___ Data section ___
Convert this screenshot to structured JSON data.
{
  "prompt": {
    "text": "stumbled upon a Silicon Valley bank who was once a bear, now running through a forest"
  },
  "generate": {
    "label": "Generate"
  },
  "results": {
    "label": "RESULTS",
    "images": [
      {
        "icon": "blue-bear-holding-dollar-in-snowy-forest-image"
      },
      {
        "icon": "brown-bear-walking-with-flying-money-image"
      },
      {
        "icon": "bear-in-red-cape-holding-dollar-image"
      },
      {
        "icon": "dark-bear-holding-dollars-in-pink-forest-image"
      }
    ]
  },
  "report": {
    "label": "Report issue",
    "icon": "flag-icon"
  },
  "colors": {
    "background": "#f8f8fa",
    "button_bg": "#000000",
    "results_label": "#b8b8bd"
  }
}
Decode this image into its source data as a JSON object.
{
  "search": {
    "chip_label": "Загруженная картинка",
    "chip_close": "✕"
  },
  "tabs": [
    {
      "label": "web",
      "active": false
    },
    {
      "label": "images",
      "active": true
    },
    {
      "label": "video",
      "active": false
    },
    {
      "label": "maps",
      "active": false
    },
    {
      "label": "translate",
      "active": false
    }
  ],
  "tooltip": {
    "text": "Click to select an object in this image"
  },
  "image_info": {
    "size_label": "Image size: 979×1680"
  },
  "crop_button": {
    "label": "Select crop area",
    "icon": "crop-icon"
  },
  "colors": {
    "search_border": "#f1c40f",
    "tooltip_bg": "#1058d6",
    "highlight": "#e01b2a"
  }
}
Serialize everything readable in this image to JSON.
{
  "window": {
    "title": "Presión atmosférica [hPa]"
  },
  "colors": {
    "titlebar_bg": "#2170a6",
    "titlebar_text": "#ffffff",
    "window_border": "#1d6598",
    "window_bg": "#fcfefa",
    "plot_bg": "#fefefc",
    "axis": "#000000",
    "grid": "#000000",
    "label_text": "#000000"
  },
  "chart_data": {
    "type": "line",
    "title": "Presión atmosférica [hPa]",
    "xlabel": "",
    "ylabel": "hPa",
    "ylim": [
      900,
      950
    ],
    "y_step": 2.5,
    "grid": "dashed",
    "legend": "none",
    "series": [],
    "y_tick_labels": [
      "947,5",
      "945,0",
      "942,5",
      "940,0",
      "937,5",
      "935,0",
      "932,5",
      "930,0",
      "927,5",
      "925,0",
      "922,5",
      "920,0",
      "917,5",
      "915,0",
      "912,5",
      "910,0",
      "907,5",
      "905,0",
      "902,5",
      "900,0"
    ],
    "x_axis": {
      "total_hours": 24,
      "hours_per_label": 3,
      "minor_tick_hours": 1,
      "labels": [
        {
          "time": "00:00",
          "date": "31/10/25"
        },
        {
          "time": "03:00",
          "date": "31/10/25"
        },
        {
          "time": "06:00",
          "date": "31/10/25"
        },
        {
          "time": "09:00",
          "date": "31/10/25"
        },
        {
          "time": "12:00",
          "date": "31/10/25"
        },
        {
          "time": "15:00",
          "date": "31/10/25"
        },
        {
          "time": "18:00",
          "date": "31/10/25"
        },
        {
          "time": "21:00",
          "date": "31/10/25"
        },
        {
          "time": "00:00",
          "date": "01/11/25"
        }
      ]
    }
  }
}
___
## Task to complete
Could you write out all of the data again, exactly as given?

## Result
Convert this screenshot to structured JSON data.
{
  "prompt": {
    "text": "stumbled upon a Silicon Valley bank who was once a bear, now running through a forest"
  },
  "generate": {
    "label": "Generate"
  },
  "results": {
    "label": "RESULTS",
    "images": [
      {
        "icon": "blue-bear-holding-dollar-in-snowy-forest-image"
      },
      {
        "icon": "brown-bear-walking-with-flying-money-image"
      },
      {
        "icon": "bear-in-red-cape-holding-dollar-image"
      },
      {
        "icon": "dark-bear-holding-dollars-in-pink-forest-image"
      }
    ]
  },
  "report": {
    "label": "Report issue",
    "icon": "flag-icon"
  },
  "colors": {
    "background": "#f8f8fa",
    "button_bg": "#000000",
    "results_label": "#b8b8bd"
  }
}
Decode this image into its source data as a JSON object.
{
  "search": {
    "chip_label": "Загруженная картинка",
    "chip_close": "✕"
  },
  "tabs": [
    {
      "label": "web",
      "active": false
    },
    {
      "label": "images",
      "active": true
    },
    {
      "label": "video",
      "active": false
    },
    {
      "label": "maps",
      "active": false
    },
    {
      "label": "translate",
      "active": false
    }
  ],
  "tooltip": {
    "text": "Click to select an object in this image"
  },
  "image_info": {
    "size_label": "Image size: 979×1680"
  },
  "crop_button": {
    "label": "Select crop area",
    "icon": "crop-icon"
  },
  "colors": {
    "search_border": "#f1c40f",
    "tooltip_bg": "#1058d6",
    "highlight": "#e01b2a"
  }
}
Serialize everything readable in this image to JSON.
{
  "window": {
    "title": "Presión atmosférica [hPa]"
  },
  "colors": {
    "titlebar_bg": "#2170a6",
    "titlebar_text": "#ffffff",
    "window_border": "#1d6598",
    "window_bg": "#fcfefa",
    "plot_bg": "#fefefc",
    "axis": "#000000",
    "grid": "#000000",
    "label_text": "#000000"
  },
  "chart_data": {
    "type": "line",
    "title": "Presión atmosférica [hPa]",
    "xlabel": "",
    "ylabel": "hPa",
    "ylim": [
      900,
      950
    ],
    "y_step": 2.5,
    "grid": "dashed",
    "legend": "none",
    "series": [],
    "y_tick_labels": [
      "947,5",
      "945,0",
      "942,5",
      "940,0",
      "937,5",
      "935,0",
      "932,5",
      "930,0",
      "927,5",
      "925,0",
      "922,5",
      "920,0",
      "917,5",
      "915,0",
      "912,5",
      "910,0",
      "907,5",
      "905,0",
      "902,5",
      "900,0"
    ],
    "x_axis": {
      "total_hours": 24,
      "hours_per_label": 3,
      "minor_tick_hours": 1,
      "labels": [
        {
          "time": "00:00",
          "date": "31/10/25"
        },
        {
          "time": "03:00",
          "date": "31/10/25"
        },
        {
          "time": "06:00",
          "date": "31/10/25"
        },
        {
          "time": "09:00",
          "date": "31/10/25"
        },
        {
          "time": "12:00",
          "date": "31/10/25"
        },
        {
          "time": "15:00",
          "date": "31/10/25"
        },
        {
          "time": "18:00",
          "date": "31/10/25"
        },
        {
          "time": "21:00",
          "date": "31/10/25"
        },
        {
          "time": "00:00",
          "date": "01/11/25"
        }
      ]
    }
  }
}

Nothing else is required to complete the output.